“We had produced these swarm vehicles for a research project on cooperative robots and for several DARPA programs,” said John.
Sandia is a National Nuclear Security Administration laboratory.
“It took a year to find the right process,” says Paul Raglin, senior manager for nuclear facilities operations. “The amount of work that got done once we found the right one is amazing.”
In only a few weeks, Swarmy removed about fourteen 50-gallon drums of sludge from the tank in preparation to meet New Mexico Environment Department closure requirements.
Doug Evans, John Montoya, and Jason Garner, all from J.B. Henderson Construction, guided Swarmy remotely as it first pulled a scoop through the sludge, and in the final efforts, vacuumed the sludge from the tank bottom with a modified Shop-Vac®. The end result looked like someone swept the tank clean.
The sludge-free tank will be removed from operation and monitored, awaiting eventual demolition when the building it served is also decommissioned.
Swarmy the robot, the engineers who modified him, and the operators who guided him, Raglin says, helped Sandia solve a problem that could have been expensive and dangerous to fix if human beings had to enter the tank and clean it by hand. Swarmy, he says, did it quickly and at a very low cost.
Sandia is a multiprogram laboratory operated by Sandia Corporation, a Lockheed Martin company, for the U.S. Department of Energy’s National Nuclear Security Administration. Sandia has major R&D responsibilities in national security, energy and environmental technologies, and economic competitiveness.
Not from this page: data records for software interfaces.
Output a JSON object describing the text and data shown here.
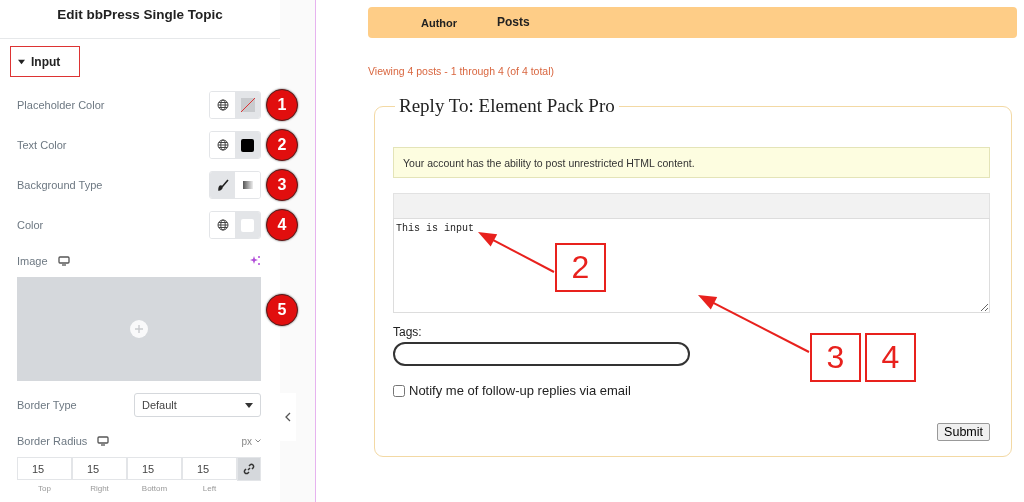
{
  "panel": {
    "title": "Edit bbPress Single Topic",
    "section": {
      "label": "Input",
      "expanded": true
    },
    "controls": [
      {
        "kind": "color",
        "label": "Placeholder Color",
        "badge": "1"
      },
      {
        "kind": "color",
        "label": "Text Color",
        "color": "#000000",
        "badge": "2"
      },
      {
        "kind": "toggle",
        "label": "Background Type",
        "options": [
          {
            "selected": true
          },
          {
            "selected": false
          }
        ],
        "badge": "3"
      },
      {
        "kind": "color",
        "label": "Color",
        "color": "#ffffff",
        "badge": "4"
      },
      {
        "kind": "image",
        "label": "Image",
        "badge": "5"
      },
      {
        "kind": "select",
        "label": "Border Type",
        "value": "Default"
      },
      {
        "kind": "dimensions",
        "label": "Border Radius",
        "unit": "px",
        "linked": true,
        "fields": [
          {
            "value": "15",
            "label": "Top"
          },
          {
            "value": "15",
            "label": "Right"
          },
          {
            "value": "15",
            "label": "Bottom"
          },
          {
            "value": "15",
            "label": "Left"
          }
        ]
      }
    ]
  },
  "page": {
    "columns": [
      "Author",
      "Posts"
    ],
    "viewing": "Viewing 4 posts - 1 through 4 (of 4 total)",
    "form": {
      "legend": "Reply To: Element Pack Pro",
      "notice": "Your account has the ability to post unrestricted HTML content.",
      "editor_value": "This is input",
      "tags_label": "Tags:",
      "notify": {
        "label": "Notify me of follow-up replies via email",
        "checked": false
      },
      "submit": "Submit"
    },
    "annotations": [
      {
        "labels": [
          "2"
        ]
      },
      {
        "labels": [
          "3",
          "4"
        ]
      }
    ]
  }
}
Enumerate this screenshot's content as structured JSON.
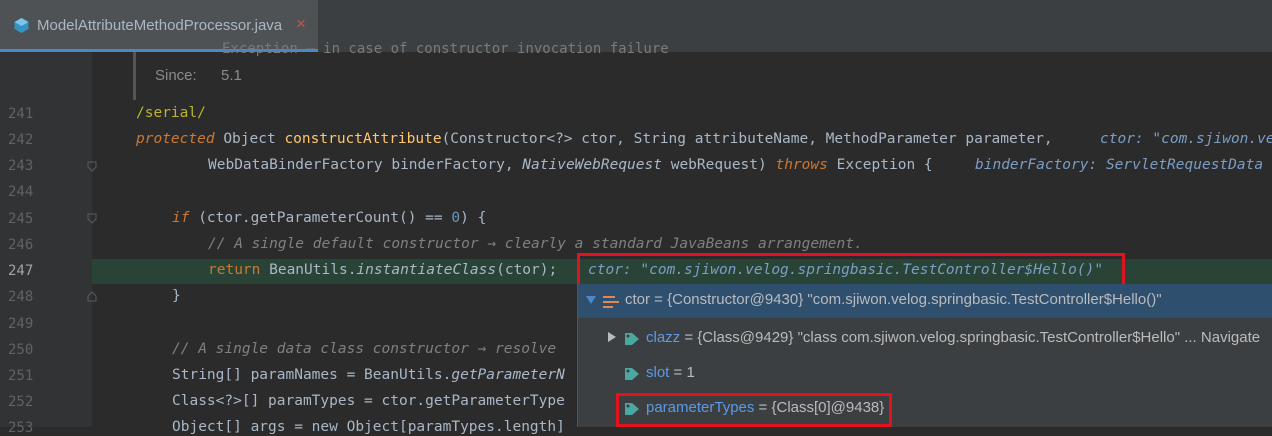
{
  "tab": {
    "title": "ModelAttributeMethodProcessor.java",
    "close": "×"
  },
  "doc": {
    "exception_line": "Exception – in case of constructor invocation failure",
    "since_label": "Since:",
    "since_value": "5.1"
  },
  "gutter": {
    "lines": [
      "241",
      "242",
      "243",
      "244",
      "245",
      "246",
      "247",
      "248",
      "249",
      "250",
      "251",
      "252",
      "253"
    ]
  },
  "code": {
    "l241": "/serial/",
    "l242": {
      "kw": "protected",
      "ret": "Object",
      "name": "constructAttribute",
      "rest": "(Constructor<?> ctor, String attributeName, MethodParameter parameter,",
      "hint": "ctor: \"com.sjiwon.ve"
    },
    "l243": {
      "t1": "WebDataBinderFactory",
      "p1": " binderFactory, ",
      "t2": "NativeWebRequest",
      "p2": " webRequest) ",
      "kw": "throws",
      "ex": " Exception {",
      "hint": "binderFactory: ServletRequestData"
    },
    "l245": {
      "kw": "if",
      "a": " (ctor.",
      "call": "getParameterCount",
      "b": "() == ",
      "num": "0",
      "c": ") {"
    },
    "l246": "// A single default constructor → clearly a standard JavaBeans arrangement.",
    "l247": {
      "kw": "return",
      "cls": " BeanUtils.",
      "call": "instantiateClass",
      "rest": "(ctor);",
      "hint": "ctor: \"com.sjiwon.velog.springbasic.TestController$Hello()\""
    },
    "l248": "}",
    "l250": "// A single data class constructor → resolve",
    "l251": {
      "a": "String[] paramNames = BeanUtils.",
      "call": "getParameterN"
    },
    "l252": "Class<?>[] paramTypes = ctor.getParameterType",
    "l253": "Object[] args = new Object[paramTypes.length]"
  },
  "debug": {
    "root": {
      "name": "ctor",
      "value": " = {Constructor@9430} \"com.sjiwon.velog.springbasic.TestController$Hello()\""
    },
    "fields": [
      {
        "name": "clazz",
        "value": " = {Class@9429} \"class com.sjiwon.velog.springbasic.TestController$Hello\" ... ",
        "link": "Navigate"
      },
      {
        "name": "slot",
        "value": " = 1"
      },
      {
        "name": "parameterTypes",
        "value": " = {Class[0]@9438}"
      }
    ]
  },
  "colors": {
    "accent": "#4a88c7",
    "highlight_box": "#e0141e",
    "current_line": "#294436"
  }
}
Sandia news media contact: Stephanie Holinka, email@example.com , (505) 284-9227